*** ENTRIES PROVIDED Section Begins ***

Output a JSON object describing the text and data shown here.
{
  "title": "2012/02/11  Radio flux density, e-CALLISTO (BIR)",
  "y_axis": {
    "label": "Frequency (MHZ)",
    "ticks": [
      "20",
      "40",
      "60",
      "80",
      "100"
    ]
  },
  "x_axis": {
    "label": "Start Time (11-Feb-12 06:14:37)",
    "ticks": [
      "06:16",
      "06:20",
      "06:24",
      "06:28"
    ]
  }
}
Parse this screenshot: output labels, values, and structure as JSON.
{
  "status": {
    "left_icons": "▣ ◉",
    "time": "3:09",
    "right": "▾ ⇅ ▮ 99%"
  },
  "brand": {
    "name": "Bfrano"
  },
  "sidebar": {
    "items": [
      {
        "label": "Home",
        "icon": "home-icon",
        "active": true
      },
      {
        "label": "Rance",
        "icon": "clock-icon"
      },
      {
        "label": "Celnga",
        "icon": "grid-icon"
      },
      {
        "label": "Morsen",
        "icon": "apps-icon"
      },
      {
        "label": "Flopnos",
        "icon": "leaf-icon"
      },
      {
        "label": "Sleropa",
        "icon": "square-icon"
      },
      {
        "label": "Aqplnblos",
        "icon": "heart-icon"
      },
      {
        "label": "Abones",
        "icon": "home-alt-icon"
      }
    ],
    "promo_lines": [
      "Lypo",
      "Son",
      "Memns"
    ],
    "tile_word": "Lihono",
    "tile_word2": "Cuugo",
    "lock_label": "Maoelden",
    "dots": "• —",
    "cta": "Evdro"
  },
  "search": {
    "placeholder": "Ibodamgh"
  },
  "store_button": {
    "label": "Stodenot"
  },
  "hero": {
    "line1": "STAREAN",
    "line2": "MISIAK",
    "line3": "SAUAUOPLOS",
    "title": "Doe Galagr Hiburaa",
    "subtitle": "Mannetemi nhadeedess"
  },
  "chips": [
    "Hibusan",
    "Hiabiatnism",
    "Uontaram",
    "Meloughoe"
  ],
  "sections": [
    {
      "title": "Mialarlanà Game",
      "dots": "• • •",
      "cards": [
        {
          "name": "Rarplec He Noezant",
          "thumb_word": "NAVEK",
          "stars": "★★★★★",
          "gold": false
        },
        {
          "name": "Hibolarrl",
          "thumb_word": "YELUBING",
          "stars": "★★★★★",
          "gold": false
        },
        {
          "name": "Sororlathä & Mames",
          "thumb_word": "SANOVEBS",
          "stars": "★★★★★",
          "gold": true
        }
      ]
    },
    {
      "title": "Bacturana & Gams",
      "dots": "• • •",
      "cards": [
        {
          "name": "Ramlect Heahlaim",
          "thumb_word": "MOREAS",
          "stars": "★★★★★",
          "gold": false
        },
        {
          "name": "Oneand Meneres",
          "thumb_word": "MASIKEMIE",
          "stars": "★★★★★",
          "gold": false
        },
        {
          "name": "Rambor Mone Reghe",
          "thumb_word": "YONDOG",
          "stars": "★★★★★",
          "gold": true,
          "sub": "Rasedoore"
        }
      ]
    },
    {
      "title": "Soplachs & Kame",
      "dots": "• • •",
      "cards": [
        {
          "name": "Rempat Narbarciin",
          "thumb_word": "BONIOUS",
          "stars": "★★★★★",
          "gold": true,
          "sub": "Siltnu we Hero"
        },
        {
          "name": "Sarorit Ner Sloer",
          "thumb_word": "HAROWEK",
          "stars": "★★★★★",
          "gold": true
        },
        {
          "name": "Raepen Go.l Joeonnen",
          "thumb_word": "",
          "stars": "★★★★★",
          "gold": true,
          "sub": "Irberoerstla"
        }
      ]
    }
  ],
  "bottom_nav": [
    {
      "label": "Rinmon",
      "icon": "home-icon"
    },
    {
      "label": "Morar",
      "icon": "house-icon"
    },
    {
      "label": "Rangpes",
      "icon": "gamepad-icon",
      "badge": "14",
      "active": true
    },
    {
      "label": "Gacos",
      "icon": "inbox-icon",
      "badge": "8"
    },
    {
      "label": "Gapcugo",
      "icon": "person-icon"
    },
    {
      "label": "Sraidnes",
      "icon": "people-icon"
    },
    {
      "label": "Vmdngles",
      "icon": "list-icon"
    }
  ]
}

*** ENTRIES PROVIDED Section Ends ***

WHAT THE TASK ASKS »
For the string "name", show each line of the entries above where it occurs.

SOLUTION TO THIS EXERCISE »
    "name": "Bfrano"
          "name": "Rarplec He Noezant",
          "name": "Hibolarrl",
          "name": "Sororlathä & Mames",
          "name": "Ramlect Heahlaim",
          "name": "Oneand Meneres",
          "name": "Rambor Mone Reghe",
          "name": "Rempat Narbarciin",
          "name": "Sarorit Ner Sloer",
          "name": "Raepen Go.l Joeonnen",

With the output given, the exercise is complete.